Amazon Wants to Deliver Packages to the Trunk of Your Car

Amazon Wants to Deliver Packages to the Trunk of Your Car

Last year, Amazon asked for permission to drop off packages inside customer homes, and some number of people took the retailer up on the offer. Amazon won’t say how many people signed up for the Amazon Key service, but the number was apparently large enough that it’s looking to unlock other customer doors. The company’s new Key In-Car deliveries allow an Amazon delivery person to drop off an order in the trunk of your car, but only select cars in certain places.

The original Amazon Key (limited to Prime members) required a home security kit consisting of an Amazon Cloud Cam and companion smart door lock. When an Amazon delivery driver needs to drop off a package, they can connect to your lock via Amazon’s cloud to unlock the door. They set the box inside, and lock up again when they’re done. The camera records the event so you can make sure everything is on the up-and-up.

The new Key In-Car service doesn’t require new hardware, but it’s limited to General Motors (Chevrolet, GMC, Cadillac, and Buick) and Volvo vehicles. They need to be model year 2015 or newer with an active subscription to OnStar or Volvo on Call. These services support remote lock and unlock features, so Amazon doesn’t have to build a new system to access these vehicles. They authenticate with the carmaker’s cloud services to unlock the trunk. There’s no camera add-on to monitor deliveries, so you’ll have to trust that no chicanery is going on. You do get notifications of delivery status, and there’s no additional charge for the service.

To use Key In-Car deliveries, you’ll add your compatible vehicle to the Key app (the same one used for home deliveries). The delivery driver gets access to GPS coordinates and your license plate info. You’ll also need to include a description and image of the car to help them find it. In addition, you can only do car deliveries near one of your delivery addresses — for example, home and work. You can leave the car in parking garages, driveways, parking lots, and anyplace else the driver can walk up to it.

Amazon Key In-Car will launch in 37 cities starting today. Customers with compatible cars can use the service for packages that come from Amazon itself (not third-party sellers). They also have to weigh 50 pounds or less, have dimensions under 26 x 21 x 16 inches, no signature confirmation, and a value under $1,300. Amazon has a full list of supported cities on its website.

Continue reading

Turing Robotics Files for Bankruptcy Without Ever Delivering a Phone

It's increasingly unlikely that it ever will now that TRI has filed for bankruptcy in Finland, where it was set to manufacture the device.

Amazon Patents Delivery Drones That Detect Screaming, Flapping Arms, May Smell Human Fear

Amazon has been granted a patent on various methods of human-drone communication, including gesture and voice-based responses.

Patch Tuesday Delivers Spectre Updates for AMD CPUs

AMD has released its own fix for Variant 2 of Spectre.
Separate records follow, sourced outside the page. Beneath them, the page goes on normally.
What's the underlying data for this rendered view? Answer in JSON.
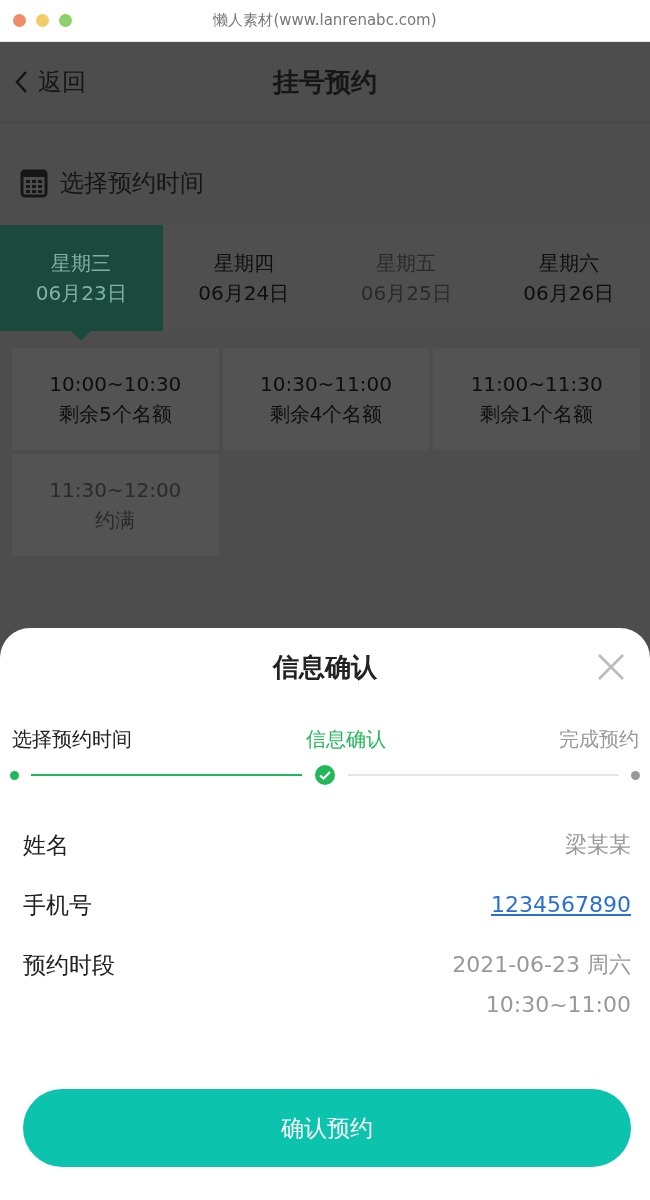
{
  "window": {
    "title": "懒人素材(www.lanrenabc.com)"
  },
  "nav": {
    "back": "返回",
    "title": "挂号预约"
  },
  "section_title": "选择预约时间",
  "days": [
    {
      "weekday": "星期三",
      "date": "06月23日",
      "selected": true,
      "disabled": false
    },
    {
      "weekday": "星期四",
      "date": "06月24日",
      "selected": false,
      "disabled": false
    },
    {
      "weekday": "星期五",
      "date": "06月25日",
      "selected": false,
      "disabled": true
    },
    {
      "weekday": "星期六",
      "date": "06月26日",
      "selected": false,
      "disabled": false
    }
  ],
  "slots": [
    {
      "time": "10:00~10:30",
      "status": "剩余5个名额",
      "disabled": false
    },
    {
      "time": "10:30~11:00",
      "status": "剩余4个名额",
      "disabled": false
    },
    {
      "time": "11:00~11:30",
      "status": "剩余1个名额",
      "disabled": false
    },
    {
      "time": "11:30~12:00",
      "status": "约满",
      "disabled": true
    }
  ],
  "dialog": {
    "title": "信息确认",
    "steps": [
      {
        "label": "选择预约时间",
        "done": true,
        "selected": false
      },
      {
        "label": "信息确认",
        "done": true,
        "selected": true
      },
      {
        "label": "完成预约",
        "done": false,
        "selected": false
      }
    ],
    "fields": [
      {
        "label": "姓名",
        "kind": "text",
        "lines": [
          "梁某某"
        ]
      },
      {
        "label": "手机号",
        "kind": "link",
        "lines": [
          "1234567890"
        ]
      },
      {
        "label": "预约时段",
        "kind": "text",
        "lines": [
          "2021-06-23 周六",
          "10:30~11:00"
        ]
      }
    ],
    "confirm": "确认预约"
  }
}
Microsoft is distributing the fix via Patch Tuesday, but you'll also need a UEFI update.

Detroit: Become Human Delivers Some of the Best Digital Performances to Date

If nothing else, Quantic Dream knows how to grab attention. Even though this studio is best-known for turning mundane tasks like twisting doorknobs into game mechanics, there's a level of fidelity in its recent works that is undeniably eye-catching. And despite Detroit: Beyond Human stemming from a 2012 PS3 tech demo, this new release is still capable of surprising us.